In the end, after hearing tales of what Zimbabweans have endured in order to tell the truth to power, I blurt it all out. I’m ashamed of having hesitated but comprehend a little more clearly how such regimes muzzle dissent.
We reach Christmas Pass after dark. I’ve made the trip before, three years ago, and remember the magnificent vistas of the slopes that sweep down to the diamond fields, now concealed by the night, like sleeping elephants.
We descend through switchbacks to Mutare, the last town before the militarised mining zones. Grabbing a bite, I’m reminded of Zimbabweans’ virtuosity with names. (Mutare itself derives from the Shona for gold, another of the bounty of elements that have brought much bloodshed to this part of the country.) My companions tell me they have friends called Method, Norest and Exhibit. A man called Medicine became a doctor. We can only hope the name badge of the young lad behind the counter at a Mutare chicken shop proves less determinative. It reads: Delinquency.
A decade back, Hot Springs was a boom town, Zimbabwe’s answer to Kimberley, the epicentre of South Africa’s diamond rush 150 years ago. Like Kimberley, the chief legacy has been some big holes in the ground. There were rich pickings around Hot Springs for a few years. Even after the security forces brutally asserted their control in an onslaught called Operation No Return, miners could still make their fortune, provided they cut in the soldiers. Such was the fast cash that one abstemious local referred to the town as Sodom and Gomorrah. Locals would buy Mercedes even though they couldn’t drive — just for the radio and the status.
But as we drive through, Hot Springs looks decidedly tepid. The low-hanging stones in the surrounding scrubland have been plucked. Most of the miners have departed, along with the prostitutes and smugglers. Mugabe claims that $15bn of diamond revenues have vanished.

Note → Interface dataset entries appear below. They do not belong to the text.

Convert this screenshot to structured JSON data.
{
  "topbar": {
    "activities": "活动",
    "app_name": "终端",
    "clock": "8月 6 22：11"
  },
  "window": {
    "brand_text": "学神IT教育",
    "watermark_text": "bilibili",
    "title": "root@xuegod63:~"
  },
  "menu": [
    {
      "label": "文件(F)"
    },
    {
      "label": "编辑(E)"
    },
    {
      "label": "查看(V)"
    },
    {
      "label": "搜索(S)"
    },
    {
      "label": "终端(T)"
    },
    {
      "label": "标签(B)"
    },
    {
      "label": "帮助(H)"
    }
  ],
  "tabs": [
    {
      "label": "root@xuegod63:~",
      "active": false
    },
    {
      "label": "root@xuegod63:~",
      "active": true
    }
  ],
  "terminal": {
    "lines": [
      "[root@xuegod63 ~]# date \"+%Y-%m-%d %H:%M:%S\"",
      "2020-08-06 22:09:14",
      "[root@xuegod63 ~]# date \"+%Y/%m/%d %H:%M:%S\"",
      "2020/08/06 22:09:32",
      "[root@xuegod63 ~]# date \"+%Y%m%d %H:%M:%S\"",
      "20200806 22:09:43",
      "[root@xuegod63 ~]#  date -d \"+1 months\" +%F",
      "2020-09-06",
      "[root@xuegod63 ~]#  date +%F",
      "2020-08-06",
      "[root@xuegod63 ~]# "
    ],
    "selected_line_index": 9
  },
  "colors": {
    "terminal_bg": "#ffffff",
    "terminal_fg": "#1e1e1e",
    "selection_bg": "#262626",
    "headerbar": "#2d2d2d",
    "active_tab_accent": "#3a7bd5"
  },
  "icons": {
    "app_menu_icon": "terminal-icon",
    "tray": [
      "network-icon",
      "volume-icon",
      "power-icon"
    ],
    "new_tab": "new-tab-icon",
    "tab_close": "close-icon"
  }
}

The number seems bizarre — both for its size and the regime’s complicity in said vanishing.
Zimbabwe has the feeling of a country tentatively starting to say unsayable things. At the top of a red-brown hill not far from Hot Springs, there is a church. Emissaries from the various mining zones assemble inside. Not in secret — they are doing nothing illegal — but with an anxious air.

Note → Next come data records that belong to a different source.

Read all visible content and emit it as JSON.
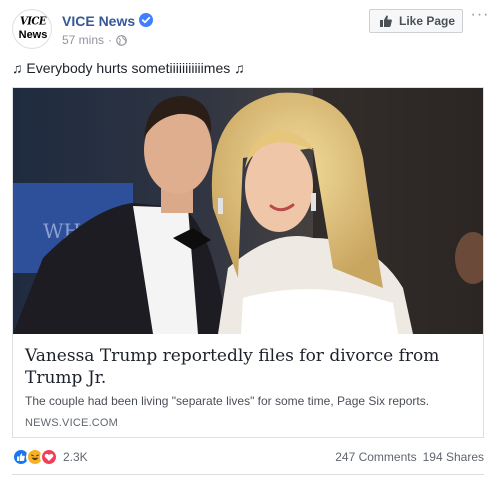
{
  "page": {
    "name": "VICE News",
    "avatar_text_top": "VICE",
    "avatar_text_bottom": "News",
    "timestamp": "57 mins",
    "separator": "·",
    "like_button_label": "Like Page",
    "more_label": "···",
    "verified_color": "#4080ff"
  },
  "post": {
    "message": "♫ Everybody hurts sometiiiiiiiiiiimes ♫"
  },
  "link": {
    "headline": "Vanessa Trump reportedly files for divorce from Trump Jr.",
    "summary": "The couple had been living \"separate lives\" for some time, Page Six reports.",
    "domain": "NEWS.VICE.COM"
  },
  "footer": {
    "reaction_count": "2.3K",
    "reactions": [
      "like-icon",
      "haha-icon",
      "love-icon"
    ],
    "comments": "247 Comments",
    "shares": "194 Shares"
  },
  "colors": {
    "link_blue": "#365899",
    "like_blue": "#1877f2",
    "haha_yellow": "#f7b125",
    "love_red": "#f33e58"
  }
}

Lovemore, an articulate retired telecoms manager, speaks about his relative, a young man called Guard, who had snuck into the red zone, as the areas cordoned off by mining companies are known, in the hope of snaffling a diamond or two. Soldiers shot him dead. “Guard was 28,” says Lovemore.

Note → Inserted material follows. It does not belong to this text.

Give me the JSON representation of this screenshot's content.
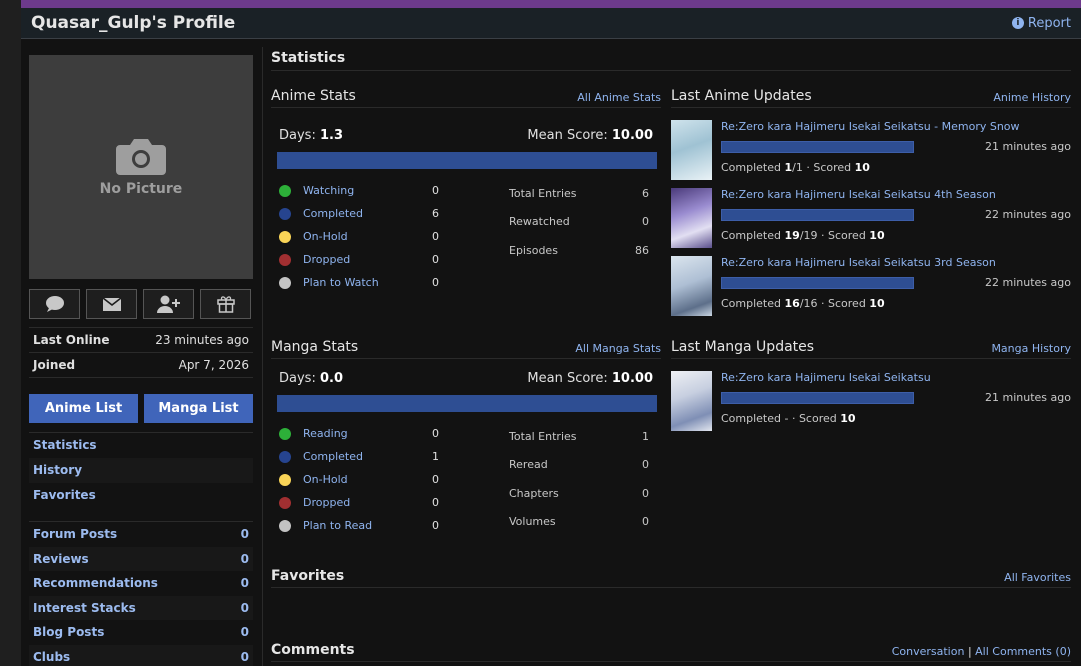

Another delegate, middle-aged and sorrowful, adds that effluence from the mines is turning the rivers opaque, camouflaging the crocodiles. One of the predators snuck up on a child and took her foot. A photograph is passed round, showing a footless girl wearing a pair of modified tights and a fretful expression.
The Kimberley Process, a scheme born to counter the “blood diamonds” that funded wars in Sierra Leone, Liberia and Angola, assesses whether stones from particular countries contribute to conflict. Zimbabwe’s are deemed not to — state-sponsored violence is apparently considered acceptable — and so mining companies are free to sell them wherever they please. Most are ugly chunks of carbon, used for drill bits and such. But some are fine gems, perfect for proposing with.
As we drive back to Harare, the late afternoon sunshine falls across undulating fields with their stubble of drought-blackened maize stalks. “The light, it’s … lovely,” I say to my companions, wincing as I hear myself apply so bland an adjective to such a soul-stirring landscape. I spend the next half an hour contemplating it through the car’s window. Perhaps the right word exists only in Shona. The light here is a substance in its own right, the opposite of Milton’s “darkness visible”, like the light from a diamond. It’s like the thrill of something secret being revealed.
Tom Burgis is the FT’s investigations correspondent